David Bourget (Western Ontario)
David Chalmers (ANU, NYU)
Rafael De Clercq
Ezio Di Nucci
Jack Alan Reynolds
Learn more about PhilPapers
Science and Engineering Ethics 7 (2):177-192 (2001)
Human morality may be thought of as a negative feedback cotrol system in which moral rules are reference values, and moral disapproval, blame, and punishment are forms of negative feedback given for violations of the moral rules. In such a system, if moral agents held each other accountable, moral norms would be enforced effectively. However, even a properly functioning social negative feedback system could not explain acts in which individual agents uphold moral rules in the face of contrary social pressure. Dr. Frances Kelsey, who withheld FDA approval for thalidomide against intense social pressure, is an example of the degree of individual moral autonomy possible in a hostile environment. Such extreme moral autonomy is possible only if there is internal, psychological negative feedback, in addition to external, social feedback. Such a cybernetic model of morality and moral autonomy is consistent with certain aspects of classical ethical theories.
|Keywords||cybernetics feedback morality nor autonomy control|
|Categories||categorize this paper)|
Setup an account with your affiliations in order to access resources via your University's proxy server
Configure custom proxy (use this if your affiliation does not provide a proxy)
|Through your library|
References found in this work BETA
Aristotle (2012). Nicomachean Ethics. Courier Dover Publications.
Arturo Rosenblueth, Norbert Wiener & Julian Bigelow (1943). Behavior, Purpose and Teleology. Philosophy of Science 10 (1):18-24.
Michael S. Pritchard (1998). Professional Responsibility: Focusing on the Exemplary. [REVIEW] Science and Engineering Ethics 4 (2):215-233.
John Kekes (2000). The Enforcement of Morality. American Philosophical Quarterly 37 (1):23 - 35.
David Harnden-Warwick (1997). Psychological Realism, Morality, and Chimpanzees. Zygon 32 (1):29-40.
Citations of this work BETA
Jean Maria Arrigo (2004). A Utilitarian Argument Against Torture Interrogation of Terrorists. Science and Engineering Ethics 10 (3):543-572.
Similar books and articles
Mark Coeckelbergh (2010). Moral Appearances: Emotions, Robots, and Human Morality. [REVIEW] Ethics and Information Technology 12 (3):235-241.
Judith G. Smetana (1999). The Role of Parents in Moral Development: A Social Domain Analysis. Journal of Moral Education 28 (3):311-321.
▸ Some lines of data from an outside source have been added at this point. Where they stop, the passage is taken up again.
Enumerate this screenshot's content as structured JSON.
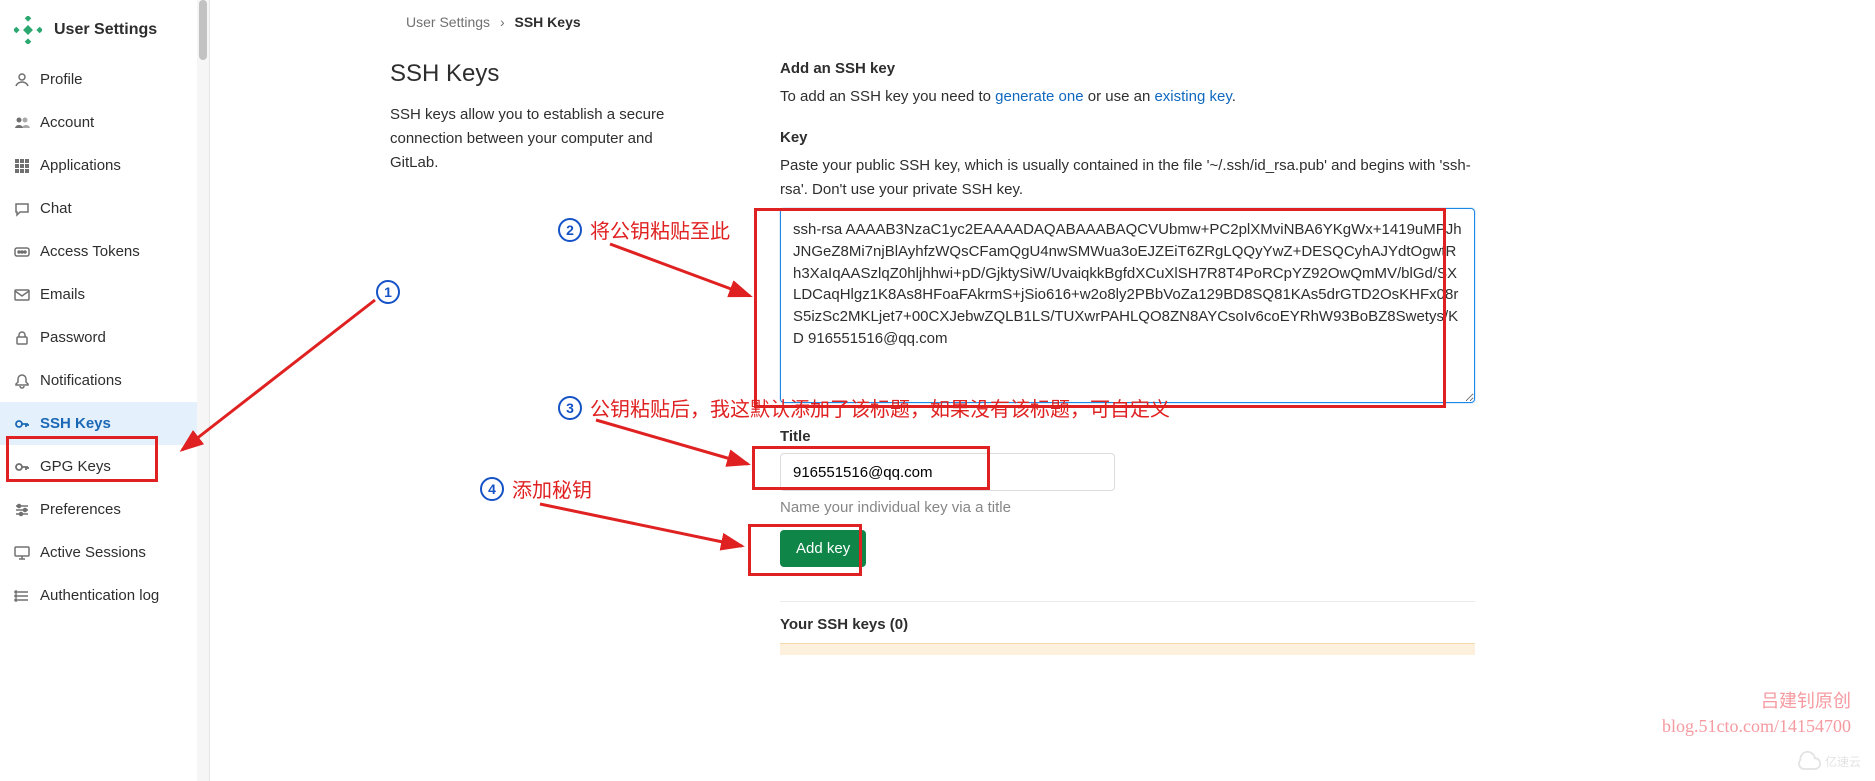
{
  "brand": {
    "title": "User Settings"
  },
  "sidebar": {
    "items": [
      {
        "label": "Profile",
        "icon": "profile-icon"
      },
      {
        "label": "Account",
        "icon": "account-icon"
      },
      {
        "label": "Applications",
        "icon": "applications-icon"
      },
      {
        "label": "Chat",
        "icon": "chat-icon"
      },
      {
        "label": "Access Tokens",
        "icon": "token-icon"
      },
      {
        "label": "Emails",
        "icon": "mail-icon"
      },
      {
        "label": "Password",
        "icon": "lock-icon"
      },
      {
        "label": "Notifications",
        "icon": "bell-icon"
      },
      {
        "label": "SSH Keys",
        "icon": "key-icon"
      },
      {
        "label": "GPG Keys",
        "icon": "key-icon"
      },
      {
        "label": "Preferences",
        "icon": "sliders-icon"
      },
      {
        "label": "Active Sessions",
        "icon": "monitor-icon"
      },
      {
        "label": "Authentication log",
        "icon": "list-icon"
      }
    ],
    "active_index": 8
  },
  "breadcrumb": {
    "root": "User Settings",
    "sep": "›",
    "current": "SSH Keys"
  },
  "main": {
    "heading": "SSH Keys",
    "desc": "SSH keys allow you to establish a secure connection between your computer and GitLab.",
    "add": {
      "heading": "Add an SSH key",
      "intro_pre": "To add an SSH key you need to ",
      "link1": "generate one",
      "intro_mid": " or use an ",
      "link2": "existing key",
      "intro_end": ".",
      "key_label": "Key",
      "key_help": "Paste your public SSH key, which is usually contained in the file '~/.ssh/id_rsa.pub' and begins with 'ssh-rsa'. Don't use your private SSH key.",
      "key_value": "ssh-rsa AAAAB3NzaC1yc2EAAAADAQABAAABAQCVUbmw+PC2plXMviNBA6YKgWx+1419uMPJhJNGeZ8Mi7njBlAyhfzWQsCFamQgU4nwSMWua3oEJZEiT6ZRgLQQyYwZ+DESQCyhAJYdtOgwtRh3XaIqAASzlqZ0hljhhwi+pD/GjktySiW/UvaiqkkBgfdXCuXlSH7R8T4PoRCpYZ92OwQmMV/blGd/SXLDCaqHlgz1K8As8HFoaFAkrmS+jSio616+w2o8ly2PBbVoZa129BD8SQ81KAs5drGTD2OsKHFx08rS5izSc2MKLjet7+00CXJebwZQLB1LS/TUXwrPAHLQO8ZN8AYCsoIv6coEYRhW93BoBZ8Swetys/KD 916551516@qq.com",
      "title_label": "Title",
      "title_value": "916551516@qq.com",
      "title_hint": "Name your individual key via a title",
      "submit_label": "Add key"
    },
    "list": {
      "heading": "Your SSH keys (0)"
    }
  },
  "annotations": {
    "c1": "1",
    "c2": "2",
    "c2_text": "将公钥粘贴至此",
    "c3": "3",
    "c3_text": "公钥粘贴后，我这默认添加了该标题，如果没有该标题，可自定义",
    "c4": "4",
    "c4_text": "添加秘钥"
  },
  "watermark": {
    "line1": "吕建钊原创",
    "line2": "blog.51cto.com/14154700",
    "logo": "亿速云"
  }
}
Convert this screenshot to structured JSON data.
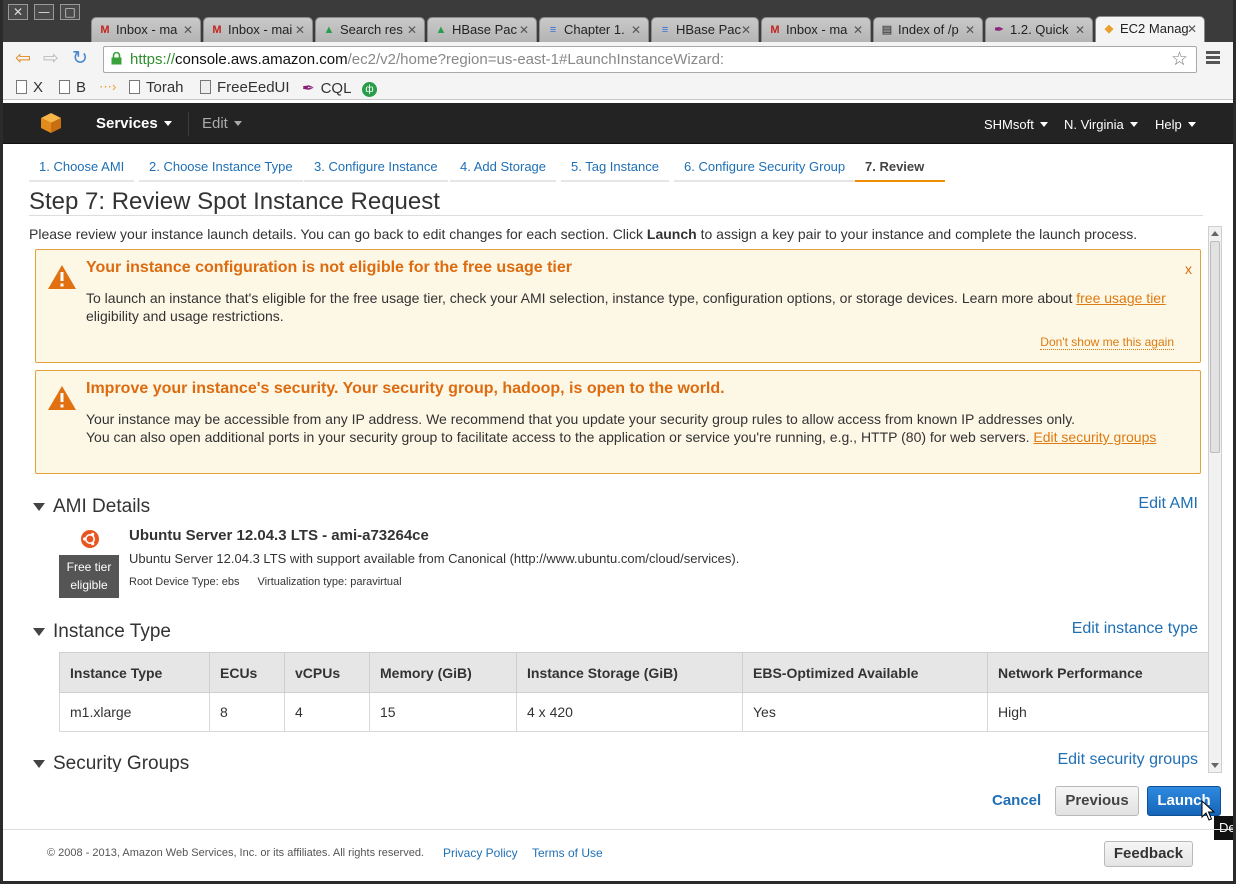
{
  "window": {
    "close_glyph": "✕",
    "minimize_glyph": "—",
    "maximize_glyph": "□"
  },
  "tabs": [
    {
      "label": "Inbox - ma",
      "icon": "gmail-icon",
      "fav": "M",
      "color": "#c5221f"
    },
    {
      "label": "Inbox - mai",
      "icon": "gmail-icon",
      "fav": "M",
      "color": "#c5221f"
    },
    {
      "label": "Search res",
      "icon": "drive-icon",
      "fav": "▲",
      "color": "#2a9d4a"
    },
    {
      "label": "HBase Pac",
      "icon": "drive-icon",
      "fav": "▲",
      "color": "#2a9d4a"
    },
    {
      "label": "Chapter 1.",
      "icon": "docs-icon",
      "fav": "≡",
      "color": "#3b6fd6"
    },
    {
      "label": "HBase Pac",
      "icon": "docs-icon",
      "fav": "≡",
      "color": "#3b6fd6"
    },
    {
      "label": "Inbox - ma",
      "icon": "gmail-icon",
      "fav": "M",
      "color": "#c5221f"
    },
    {
      "label": "Index of /p",
      "icon": "page-icon",
      "fav": "▤",
      "color": "#555555"
    },
    {
      "label": "1.2. Quick",
      "icon": "feather-icon",
      "fav": "✒",
      "color": "#8a1f7a"
    },
    {
      "label": "EC2 Manag",
      "icon": "aws-icon",
      "fav": "◆",
      "color": "#e9a02b"
    }
  ],
  "browser": {
    "url_scheme": "https://",
    "url_host": "console.aws.amazon.com",
    "url_path": "/ec2/v2/home?region=us-east-1#LaunchInstanceWizard:",
    "bookmarks": [
      "X",
      "B",
      "",
      "Torah",
      "FreeEedUI",
      "CQL",
      ""
    ]
  },
  "aws_header": {
    "services": "Services",
    "edit": "Edit",
    "account": "SHMsoft",
    "region": "N. Virginia",
    "help": "Help"
  },
  "wizard_steps": [
    "1. Choose AMI",
    "2. Choose Instance Type",
    "3. Configure Instance",
    "4. Add Storage",
    "5. Tag Instance",
    "6. Configure Security Group",
    "7. Review"
  ],
  "page": {
    "title": "Step 7: Review Spot Instance Request",
    "intro_before": "Please review your instance launch details. You can go back to edit changes for each section. Click ",
    "intro_bold": "Launch",
    "intro_after": " to assign a key pair to your instance and complete the launch process."
  },
  "alert_free_tier": {
    "heading": "Your instance configuration is not eligible for the free usage tier",
    "close": "x",
    "body_before": "To launch an instance that's eligible for the free usage tier, check your AMI selection, instance type, configuration options, or storage devices. Learn more about ",
    "link": "free usage tier",
    "body_after": " eligibility and usage restrictions.",
    "dont_show": "Don't show me this again"
  },
  "alert_security": {
    "heading": "Improve your instance's security. Your security group, hadoop, is open to the world.",
    "line1": "Your instance may be accessible from any IP address. We recommend that you update your security group rules to allow access from known IP addresses only.",
    "line2_before": "You can also open additional ports in your security group to facilitate access to the application or service you're running, e.g., HTTP (80) for web servers. ",
    "link": "Edit security groups"
  },
  "ami": {
    "section_title": "AMI Details",
    "edit_link": "Edit AMI",
    "badge_line1": "Free tier",
    "badge_line2": "eligible",
    "name": "Ubuntu Server 12.04.3 LTS - ami-a73264ce",
    "description": "Ubuntu Server 12.04.3 LTS with support available from Canonical (http://www.ubuntu.com/cloud/services).",
    "root_device": "Root Device Type: ebs",
    "virtualization": "Virtualization type: paravirtual"
  },
  "instance_type": {
    "section_title": "Instance Type",
    "edit_link": "Edit instance type",
    "columns": [
      "Instance Type",
      "ECUs",
      "vCPUs",
      "Memory (GiB)",
      "Instance Storage (GiB)",
      "EBS-Optimized Available",
      "Network Performance"
    ],
    "rows": [
      [
        "m1.xlarge",
        "8",
        "4",
        "15",
        "4 x 420",
        "Yes",
        "High"
      ]
    ]
  },
  "security_groups": {
    "section_title": "Security Groups",
    "edit_link": "Edit security groups"
  },
  "actions": {
    "cancel": "Cancel",
    "previous": "Previous",
    "launch": "Launch",
    "tooltip": "Del"
  },
  "footer": {
    "copyright": "© 2008 - 2013, Amazon Web Services, Inc. or its affiliates. All rights reserved.",
    "privacy": "Privacy Policy",
    "terms": "Terms of Use",
    "feedback": "Feedback"
  },
  "colors": {
    "aws_orange": "#f08c00",
    "link_blue": "#1f6fb5",
    "alert_orange": "#dd6b10",
    "launch_blue": "#1565b8"
  }
}
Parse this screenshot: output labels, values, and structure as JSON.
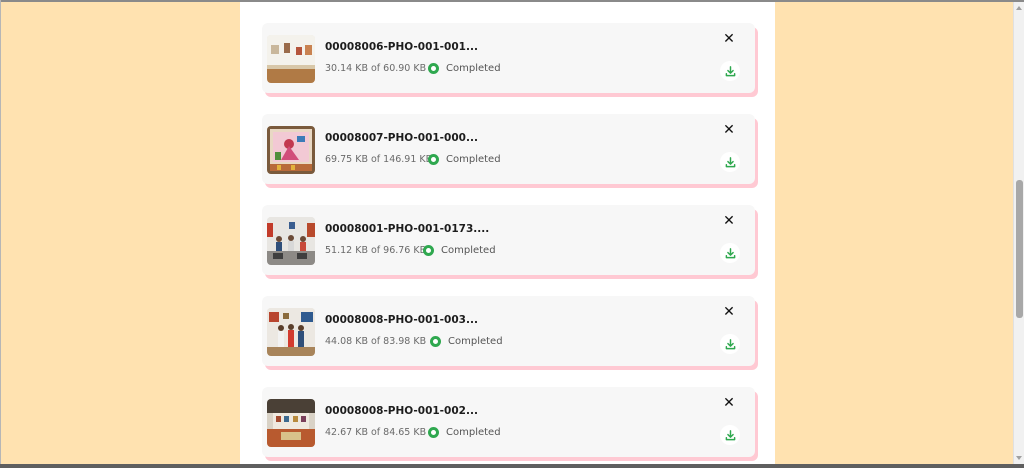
{
  "colors": {
    "page_background": "#ffe2b0",
    "card_background": "#f7f7f7",
    "card_shadow": "#ffc9d3",
    "status_green": "#2fa84f"
  },
  "downloads": [
    {
      "file_name": "00008006-PHO-001-001...",
      "size_text": "30.14 KB of 60.90 KB",
      "status": "Completed",
      "thumbnail": "gallery-room-photo"
    },
    {
      "file_name": "00008007-PHO-001-000...",
      "size_text": "69.75 KB of 146.91 KB",
      "status": "Completed",
      "thumbnail": "painting-photo"
    },
    {
      "file_name": "00008001-PHO-001-0173....",
      "size_text": "51.12 KB of 96.76 KB",
      "status": "Completed",
      "thumbnail": "group-seated-photo"
    },
    {
      "file_name": "00008008-PHO-001-003...",
      "size_text": "44.08 KB of 83.98 KB",
      "status": "Completed",
      "thumbnail": "group-standing-photo"
    },
    {
      "file_name": "00008008-PHO-001-002...",
      "size_text": "42.67 KB of 84.65 KB",
      "status": "Completed",
      "thumbnail": "exhibition-hall-photo"
    }
  ],
  "icons": {
    "close": "close-icon",
    "download": "download-icon",
    "status": "check-circle-icon"
  }
}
Joseph Chan (2002). Moral Autonomy, Civil Liberties, and Confucianism. Philosophy East and West 52 (3):281-310.
Fabrice Teroni & Otto Bruun (2011). Shame, Guilt and Morality. Journal of Moral Philosophy 8 (2):223-245.
Bernard Gert (1988). Morality: A New Justification of the Moral Rules. Oxford University Press.
Kenneth J. Gergen (2011). From Moral Autonomy to Relational Responsibility. Zygon 46 (1):204-223.
Wesley Erdelack (2011). Antivoluntarism and the Birth of Autonomy. Journal of Religious Ethics 39 (4):651-679.
Dwight R. Boyd (1979). An Interpretation of Principled Morality. Journal of Moral Education 8 (2):110-123.
Elise Springer (2008). Moral Feedback and Motivation: Revisiting the Undermining Effect. [REVIEW] Ethical Theory and Moral Practice 11 (4):407 - 423.
Added to index2009-01-28
Total downloads16 ( #215,881 of 1,790,341 )
Recent downloads (6 months)1 ( #431,681 of 1,790,341 )
How can I increase my downloads?